(Data extracted from a collection)
-----
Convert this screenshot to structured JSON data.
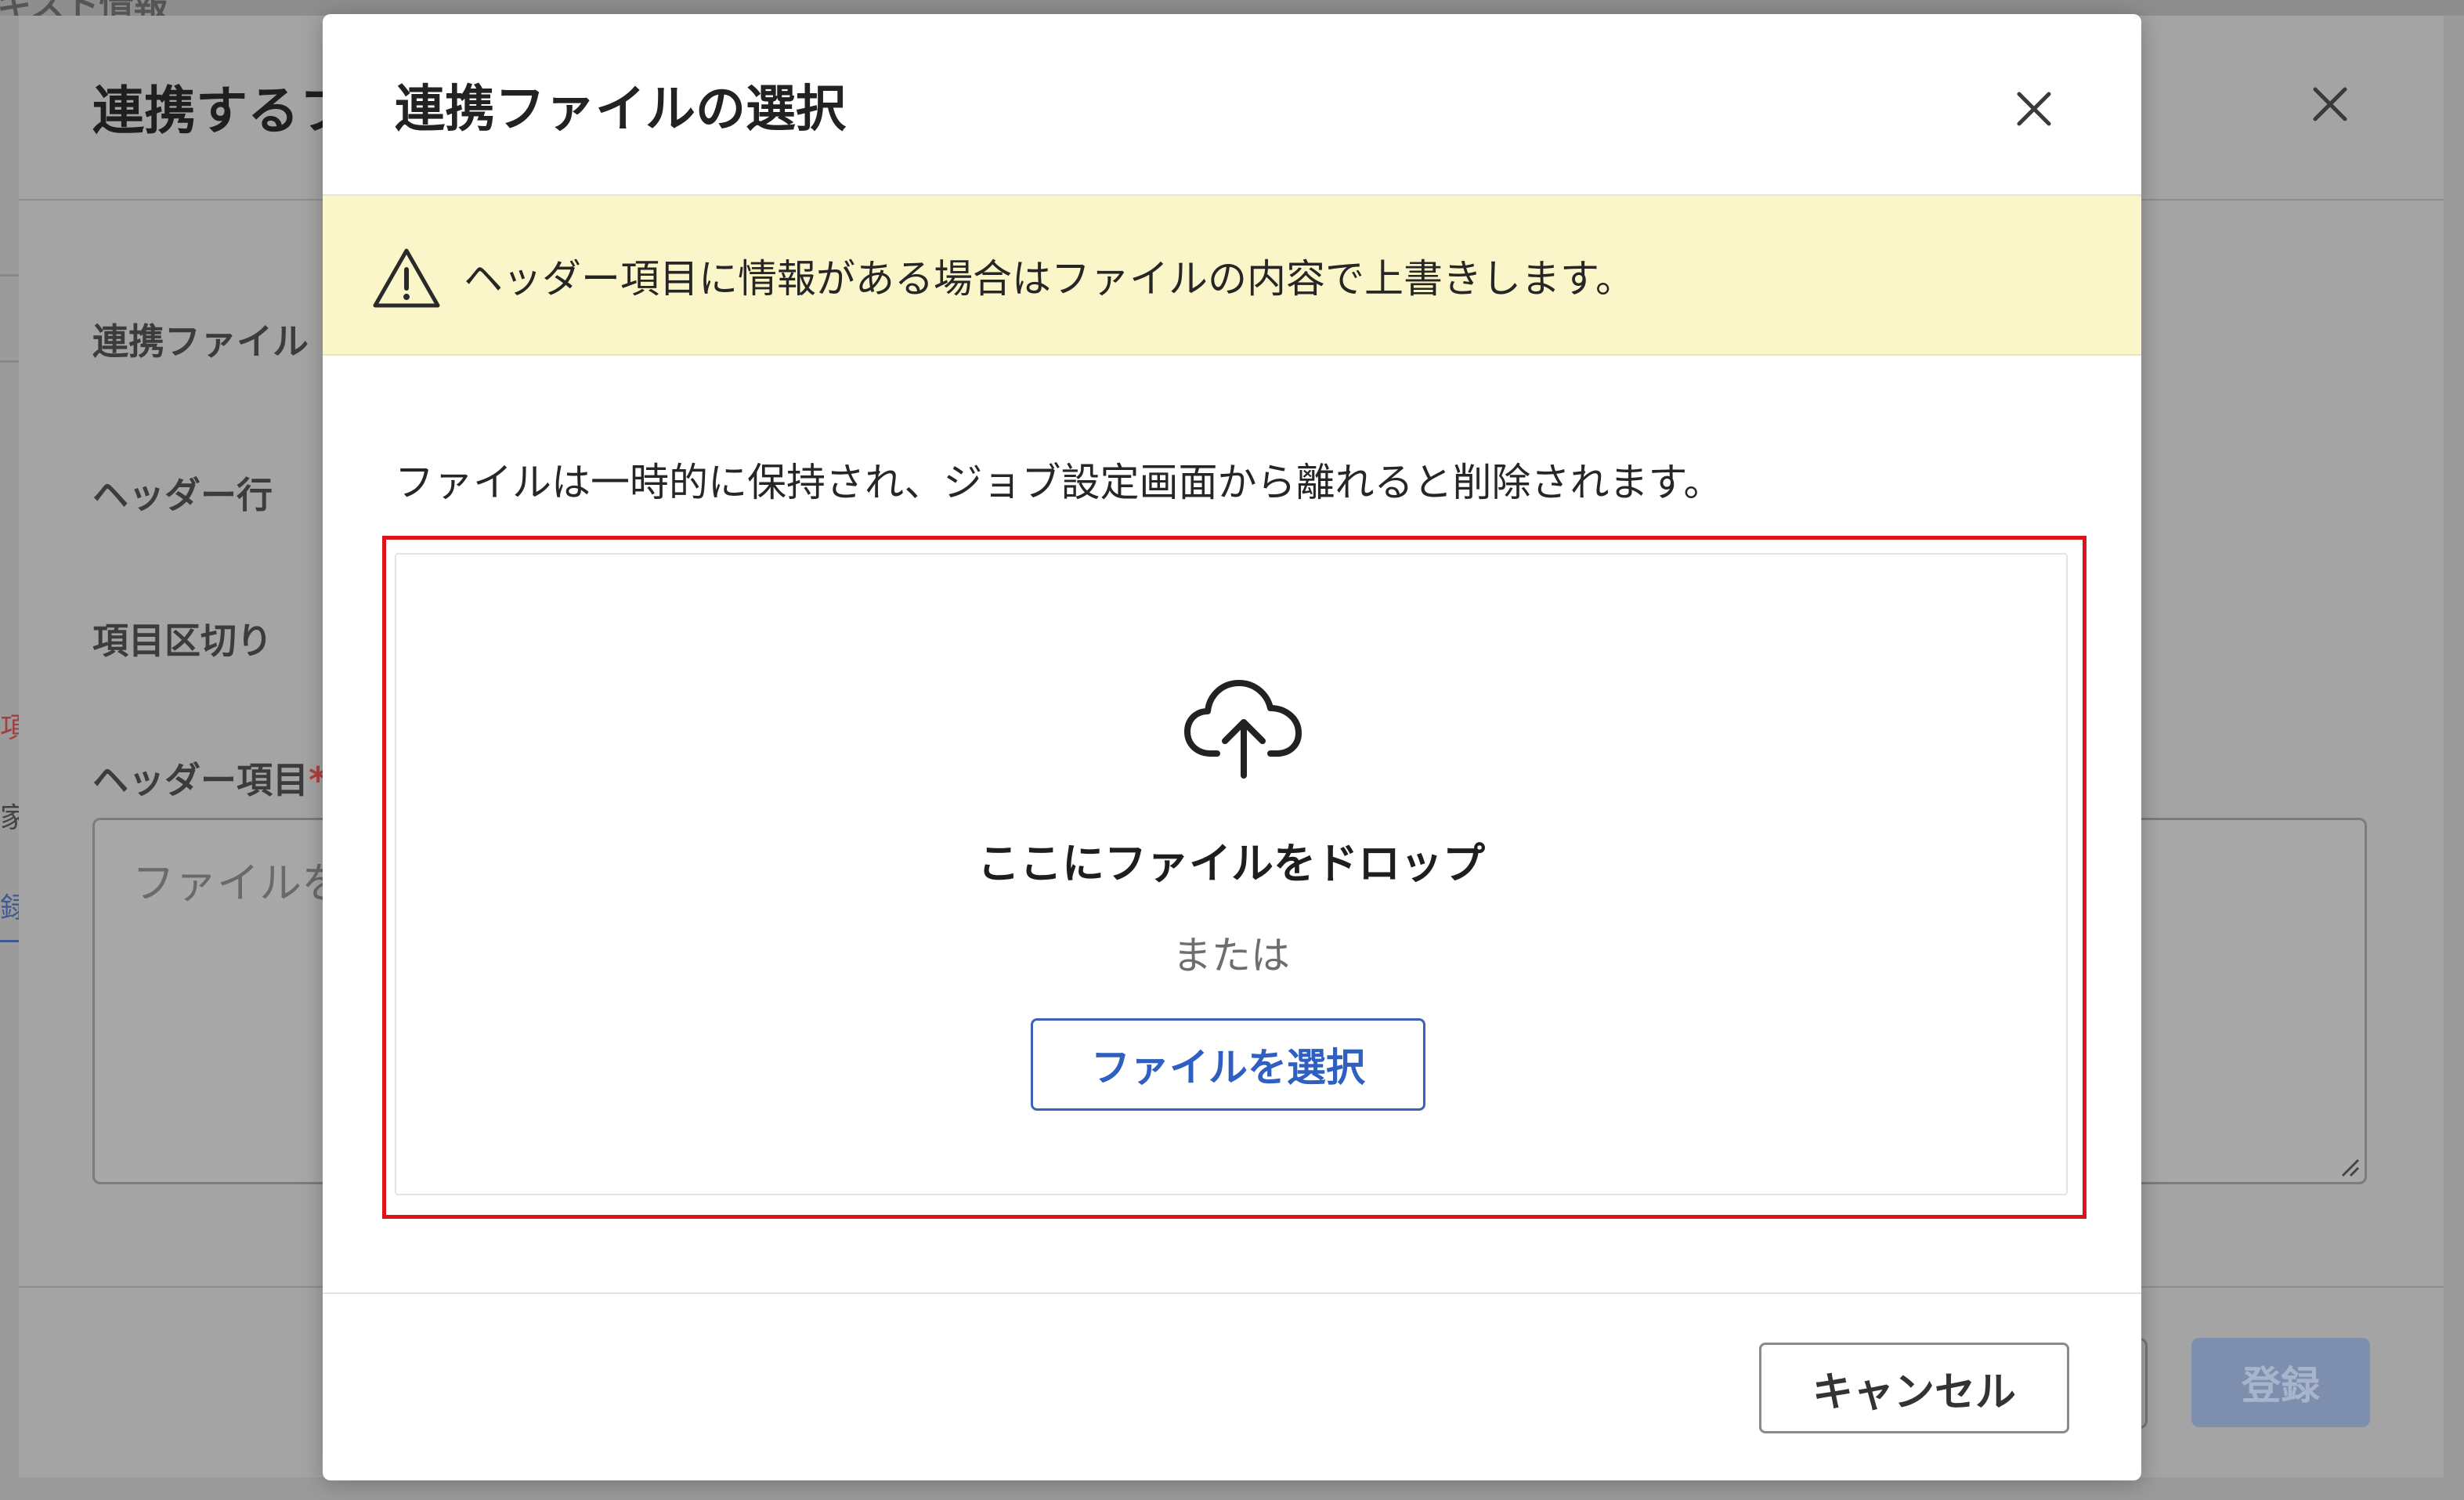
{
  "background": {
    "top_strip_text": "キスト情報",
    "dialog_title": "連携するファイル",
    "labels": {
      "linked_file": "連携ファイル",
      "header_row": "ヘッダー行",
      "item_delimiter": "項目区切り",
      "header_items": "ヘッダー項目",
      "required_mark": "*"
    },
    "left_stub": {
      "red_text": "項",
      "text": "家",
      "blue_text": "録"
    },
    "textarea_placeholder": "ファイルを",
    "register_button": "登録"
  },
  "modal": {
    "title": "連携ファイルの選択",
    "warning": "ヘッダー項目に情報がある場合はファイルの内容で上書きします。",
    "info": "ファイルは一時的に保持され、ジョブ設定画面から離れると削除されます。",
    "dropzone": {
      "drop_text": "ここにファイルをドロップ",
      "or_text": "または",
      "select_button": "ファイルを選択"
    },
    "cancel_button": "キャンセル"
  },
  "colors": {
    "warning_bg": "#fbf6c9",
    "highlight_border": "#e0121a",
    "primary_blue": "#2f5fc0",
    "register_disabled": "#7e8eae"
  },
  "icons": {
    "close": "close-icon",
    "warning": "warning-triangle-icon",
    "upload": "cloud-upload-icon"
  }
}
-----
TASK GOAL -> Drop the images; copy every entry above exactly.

SOLUTION FOR THIS EXERCISE ->
Convert this screenshot to structured JSON data.
{
  "background": {
    "top_strip_text": "キスト情報",
    "dialog_title": "連携するファイル",
    "labels": {
      "linked_file": "連携ファイル",
      "header_row": "ヘッダー行",
      "item_delimiter": "項目区切り",
      "header_items": "ヘッダー項目",
      "required_mark": "*"
    },
    "left_stub": {
      "red_text": "項",
      "text": "家",
      "blue_text": "録"
    },
    "textarea_placeholder": "ファイルを",
    "register_button": "登録"
  },
  "modal": {
    "title": "連携ファイルの選択",
    "warning": "ヘッダー項目に情報がある場合はファイルの内容で上書きします。",
    "info": "ファイルは一時的に保持され、ジョブ設定画面から離れると削除されます。",
    "dropzone": {
      "drop_text": "ここにファイルをドロップ",
      "or_text": "または",
      "select_button": "ファイルを選択"
    },
    "cancel_button": "キャンセル"
  },
  "colors": {
    "warning_bg": "#fbf6c9",
    "highlight_border": "#e0121a",
    "primary_blue": "#2f5fc0",
    "register_disabled": "#7e8eae"
  },
  "icons": {
    "close": "close-icon",
    "warning": "warning-triangle-icon",
    "upload": "cloud-upload-icon"
  }
}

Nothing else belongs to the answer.